Three parties are listed in the SG’s 2022 annual report on CAAC for recruiting and using children in Mali. Of these, Ansar Eddine, as part of Jama‘a Nusrat ul-Islam wa al-Muslimina and Mouvement national de libération de l’Azawad, part of the Coordination des mouvements de l’Azawad are also listed for rape and other forms of sexual violence. In June, MINUSMA’s mandate is up for renewal, pursuant to SCR 2640 (2022). According to the SG’s March report on MINUSMA (S/2023/236), the UN verified 264 grave violations against children between January and March 2023, an increase from the previous reporting period. Cases of both recruitment and use and attacks on schools and hospitals increased notably from the previous reporting period. In November, the SG published his fourth report on the situation of CAAC in Mali (S/2022/856), and the SCWG-CAAC continues to negotiate its conclusions. See Watchlist’s February 2023 update for targeted recommendations to the SCWG-CAAC. The Security Council should:

  • Renew MINUSMA’s child protection mandate, taking child protection fully into account as a cross-cutting issue, and in subsequent budget negotiations, ensure allocation of sufficient resources to enable the mission to fully deliver on this mandate;
  • Call upon all signatory parties of the 2015 Peace Agreement to ensure that children’s rights and protection needs are prioritized in all negotiations on disarmament, demobilization, and reintegration programs, including the unconditional release of children in their ranks; Urge the Platform factions and the Coordination des mouvements de l’Azawad to swiftly and fully implement their respective action plans;
  • Urge the Malian authorities to strengthen the legal child protection framework, including by finalizing the Child Protection Code revision, reinforcing national systems to prevent child recruitment and use, and validating the draft law annulling the 30-day legal deadline for birth registration; as well as to strengthen accountability for grave violations against children;
  • Call for continued and full implementation of the 2013 handover protocol, including for children allegedly associated with armed groups designated as terrorist groups by the UN, treating children primarily as victims and prioritizing their reintegration, as guided by the Paris Principles;
  • Demand that all parties allow and facilitate unimpeded, rapid, and safe access to ensure the delivery of humanitarian assistance to affected populations, especially children, and respect and protect humanitarian personnel, assets, and infrastructure;
  • Call on all parties to immediately cease attacks on schools and education personnel and urge the Malian authorities to continue to uphold commitments under the Safe Schools Declaration, including by enacting the draft bill on protecting education from attack.
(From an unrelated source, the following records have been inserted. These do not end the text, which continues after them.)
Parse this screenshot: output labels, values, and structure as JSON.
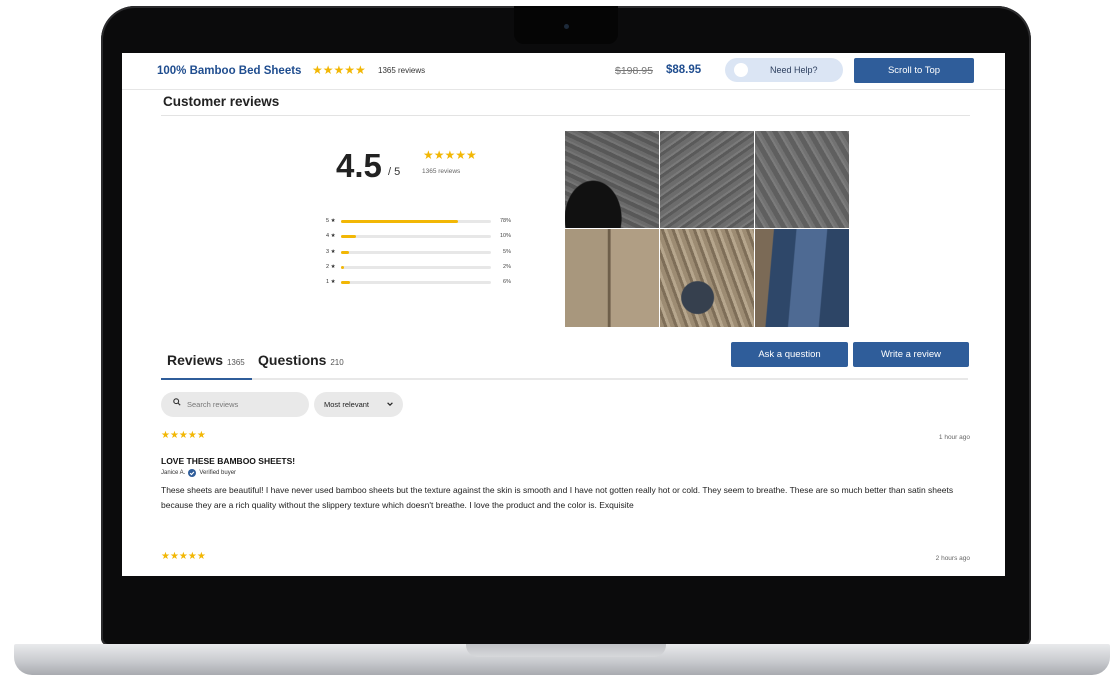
{
  "header": {
    "product_title": "100% Bamboo Bed Sheets",
    "stars": "★★★★★",
    "review_count": "1365 reviews",
    "old_price": "$198.95",
    "price": "$88.95",
    "help_label": "Need Help?",
    "scroll_top_label": "Scroll to Top"
  },
  "summary": {
    "heading": "Customer reviews",
    "rating": "4.5",
    "out_of": "/ 5",
    "stars": "★★★★★",
    "review_count": "1365 reviews",
    "distribution": [
      {
        "label": "5 ★",
        "percent": 78,
        "percent_label": "78%"
      },
      {
        "label": "4 ★",
        "percent": 10,
        "percent_label": "10%"
      },
      {
        "label": "3 ★",
        "percent": 5,
        "percent_label": "5%"
      },
      {
        "label": "2 ★",
        "percent": 2,
        "percent_label": "2%"
      },
      {
        "label": "1 ★",
        "percent": 6,
        "percent_label": "6%"
      }
    ]
  },
  "tabs": {
    "reviews_label": "Reviews",
    "reviews_count": "1365",
    "questions_label": "Questions",
    "questions_count": "210",
    "active": "reviews"
  },
  "actions": {
    "ask_label": "Ask a question",
    "write_label": "Write a review"
  },
  "filters": {
    "search_placeholder": "Search reviews",
    "sort_label": "Most relevant"
  },
  "reviews": [
    {
      "stars": "★★★★★",
      "time": "1 hour ago",
      "title": "LOVE THESE BAMBOO SHEETS!",
      "author": "Janice A.",
      "badge": "Verified buyer",
      "body": "These sheets are beautiful! I have never used bamboo sheets but the texture against the skin is smooth and I have not gotten really hot or cold. They seem to breathe. These are so much better than satin sheets because they are a rich quality without the slippery texture which doesn't breathe. I love the product and the color is. Exquisite"
    },
    {
      "stars": "★★★★★",
      "time": "2 hours ago"
    }
  ],
  "colors": {
    "brand_blue": "#2f5d9a",
    "title_blue": "#1f4d8f",
    "star_gold": "#f2b705"
  }
}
Recommendations to the Working Group

The Working Group continues to negotiate conclusions in response to the following reports of the SG on children and armed conflict: Myanmar (S/2020/1243), Syria (S/2021/398), Afghanistan (S/2021/662), Somalia (S/2022/397), and Nigeria (S/2022/596). For targeted recommendations, see Watchlist’s Monthly CAAC updates from February 2021, June 2021, September 2021, July 2022, and October 2022, respectively. See also, Watchlist’s Monthly CAAC updates from February 2023 and April 2023 for targeted recommendations related to the SG’s latest reports on CAAC in Mali (S/2022/856) and South Sudan (S/2023/99).

Presidency of the Security Council for June:

United Arab Emirates: Party to Geneva Conventions I-IV, Additional Protocols I-II, the Convention on the Rights of the Child (CRC), and ILO Convention 182. Not a party to the Optional Protocol to the CRC on the involvement of children in armed conflict nor the Rome Statute of the ICC. Has not endorsed the Paris Principles and Commitments, the Safe Schools Declaration, nor the Vancouver Principles.